[Data entries]
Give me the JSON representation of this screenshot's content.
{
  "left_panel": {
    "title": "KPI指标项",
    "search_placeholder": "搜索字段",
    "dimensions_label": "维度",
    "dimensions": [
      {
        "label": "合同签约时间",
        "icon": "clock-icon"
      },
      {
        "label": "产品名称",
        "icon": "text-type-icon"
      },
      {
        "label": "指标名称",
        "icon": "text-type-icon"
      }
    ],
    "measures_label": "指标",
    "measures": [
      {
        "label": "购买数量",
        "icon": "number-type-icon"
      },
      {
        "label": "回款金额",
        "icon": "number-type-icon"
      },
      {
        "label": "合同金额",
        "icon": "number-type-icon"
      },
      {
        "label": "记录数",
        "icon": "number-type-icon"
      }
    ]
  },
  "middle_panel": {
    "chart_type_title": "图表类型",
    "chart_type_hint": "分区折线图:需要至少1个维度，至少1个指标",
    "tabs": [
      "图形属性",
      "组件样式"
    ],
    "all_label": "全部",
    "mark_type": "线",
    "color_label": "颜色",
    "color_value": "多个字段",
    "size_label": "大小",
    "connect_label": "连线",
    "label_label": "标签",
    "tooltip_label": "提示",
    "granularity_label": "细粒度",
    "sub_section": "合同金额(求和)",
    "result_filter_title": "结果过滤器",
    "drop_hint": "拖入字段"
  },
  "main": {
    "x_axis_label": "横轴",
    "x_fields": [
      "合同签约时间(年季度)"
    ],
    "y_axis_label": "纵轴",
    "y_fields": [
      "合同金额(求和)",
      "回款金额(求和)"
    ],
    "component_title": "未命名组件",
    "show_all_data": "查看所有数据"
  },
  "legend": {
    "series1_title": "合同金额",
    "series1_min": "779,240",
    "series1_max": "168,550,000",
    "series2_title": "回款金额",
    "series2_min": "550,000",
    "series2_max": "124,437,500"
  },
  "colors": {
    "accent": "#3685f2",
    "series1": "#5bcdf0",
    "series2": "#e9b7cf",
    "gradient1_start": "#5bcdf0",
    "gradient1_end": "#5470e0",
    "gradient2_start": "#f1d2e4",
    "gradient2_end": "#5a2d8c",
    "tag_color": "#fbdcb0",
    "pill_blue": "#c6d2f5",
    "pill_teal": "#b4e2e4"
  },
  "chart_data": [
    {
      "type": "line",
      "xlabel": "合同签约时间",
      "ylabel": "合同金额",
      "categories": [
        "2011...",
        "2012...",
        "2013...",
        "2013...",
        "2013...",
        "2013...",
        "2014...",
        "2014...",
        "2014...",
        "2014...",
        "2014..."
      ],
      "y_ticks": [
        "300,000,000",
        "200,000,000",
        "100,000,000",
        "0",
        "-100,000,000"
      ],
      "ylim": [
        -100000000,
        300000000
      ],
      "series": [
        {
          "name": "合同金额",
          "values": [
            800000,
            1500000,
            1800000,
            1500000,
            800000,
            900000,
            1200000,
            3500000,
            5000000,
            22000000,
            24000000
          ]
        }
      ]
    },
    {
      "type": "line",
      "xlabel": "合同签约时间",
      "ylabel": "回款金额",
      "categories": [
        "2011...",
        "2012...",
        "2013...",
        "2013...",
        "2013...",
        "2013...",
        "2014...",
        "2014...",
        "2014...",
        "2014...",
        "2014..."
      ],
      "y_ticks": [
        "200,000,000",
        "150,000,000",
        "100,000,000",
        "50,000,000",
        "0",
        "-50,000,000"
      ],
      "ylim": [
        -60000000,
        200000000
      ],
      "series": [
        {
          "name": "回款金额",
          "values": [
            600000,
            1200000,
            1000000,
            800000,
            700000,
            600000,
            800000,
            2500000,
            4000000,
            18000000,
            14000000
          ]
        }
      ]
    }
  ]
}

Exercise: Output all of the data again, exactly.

Completed exercise:
Give me the JSON representation of this screenshot's content.
{
  "left_panel": {
    "title": "KPI指标项",
    "search_placeholder": "搜索字段",
    "dimensions_label": "维度",
    "dimensions": [
      {
        "label": "合同签约时间",
        "icon": "clock-icon"
      },
      {
        "label": "产品名称",
        "icon": "text-type-icon"
      },
      {
        "label": "指标名称",
        "icon": "text-type-icon"
      }
    ],
    "measures_label": "指标",
    "measures": [
      {
        "label": "购买数量",
        "icon": "number-type-icon"
      },
      {
        "label": "回款金额",
        "icon": "number-type-icon"
      },
      {
        "label": "合同金额",
        "icon": "number-type-icon"
      },
      {
        "label": "记录数",
        "icon": "number-type-icon"
      }
    ]
  },
  "middle_panel": {
    "chart_type_title": "图表类型",
    "chart_type_hint": "分区折线图:需要至少1个维度，至少1个指标",
    "tabs": [
      "图形属性",
      "组件样式"
    ],
    "all_label": "全部",
    "mark_type": "线",
    "color_label": "颜色",
    "color_value": "多个字段",
    "size_label": "大小",
    "connect_label": "连线",
    "label_label": "标签",
    "tooltip_label": "提示",
    "granularity_label": "细粒度",
    "sub_section": "合同金额(求和)",
    "result_filter_title": "结果过滤器",
    "drop_hint": "拖入字段"
  },
  "main": {
    "x_axis_label": "横轴",
    "x_fields": [
      "合同签约时间(年季度)"
    ],
    "y_axis_label": "纵轴",
    "y_fields": [
      "合同金额(求和)",
      "回款金额(求和)"
    ],
    "component_title": "未命名组件",
    "show_all_data": "查看所有数据"
  },
  "legend": {
    "series1_title": "合同金额",
    "series1_min": "779,240",
    "series1_max": "168,550,000",
    "series2_title": "回款金额",
    "series2_min": "550,000",
    "series2_max": "124,437,500"
  },
  "colors": {
    "accent": "#3685f2",
    "series1": "#5bcdf0",
    "series2": "#e9b7cf",
    "gradient1_start": "#5bcdf0",
    "gradient1_end": "#5470e0",
    "gradient2_start": "#f1d2e4",
    "gradient2_end": "#5a2d8c",
    "tag_color": "#fbdcb0",
    "pill_blue": "#c6d2f5",
    "pill_teal": "#b4e2e4"
  },
  "chart_data": [
    {
      "type": "line",
      "xlabel": "合同签约时间",
      "ylabel": "合同金额",
      "categories": [
        "2011...",
        "2012...",
        "2013...",
        "2013...",
        "2013...",
        "2013...",
        "2014...",
        "2014...",
        "2014...",
        "2014...",
        "2014..."
      ],
      "y_ticks": [
        "300,000,000",
        "200,000,000",
        "100,000,000",
        "0",
        "-100,000,000"
      ],
      "ylim": [
        -100000000,
        300000000
      ],
      "series": [
        {
          "name": "合同金额",
          "values": [
            800000,
            1500000,
            1800000,
            1500000,
            800000,
            900000,
            1200000,
            3500000,
            5000000,
            22000000,
            24000000
          ]
        }
      ]
    },
    {
      "type": "line",
      "xlabel": "合同签约时间",
      "ylabel": "回款金额",
      "categories": [
        "2011...",
        "2012...",
        "2013...",
        "2013...",
        "2013...",
        "2013...",
        "2014...",
        "2014...",
        "2014...",
        "2014...",
        "2014..."
      ],
      "y_ticks": [
        "200,000,000",
        "150,000,000",
        "100,000,000",
        "50,000,000",
        "0",
        "-50,000,000"
      ],
      "ylim": [
        -60000000,
        200000000
      ],
      "series": [
        {
          "name": "回款金额",
          "values": [
            600000,
            1200000,
            1000000,
            800000,
            700000,
            600000,
            800000,
            2500000,
            4000000,
            18000000,
            14000000
          ]
        }
      ]
    }
  ]
}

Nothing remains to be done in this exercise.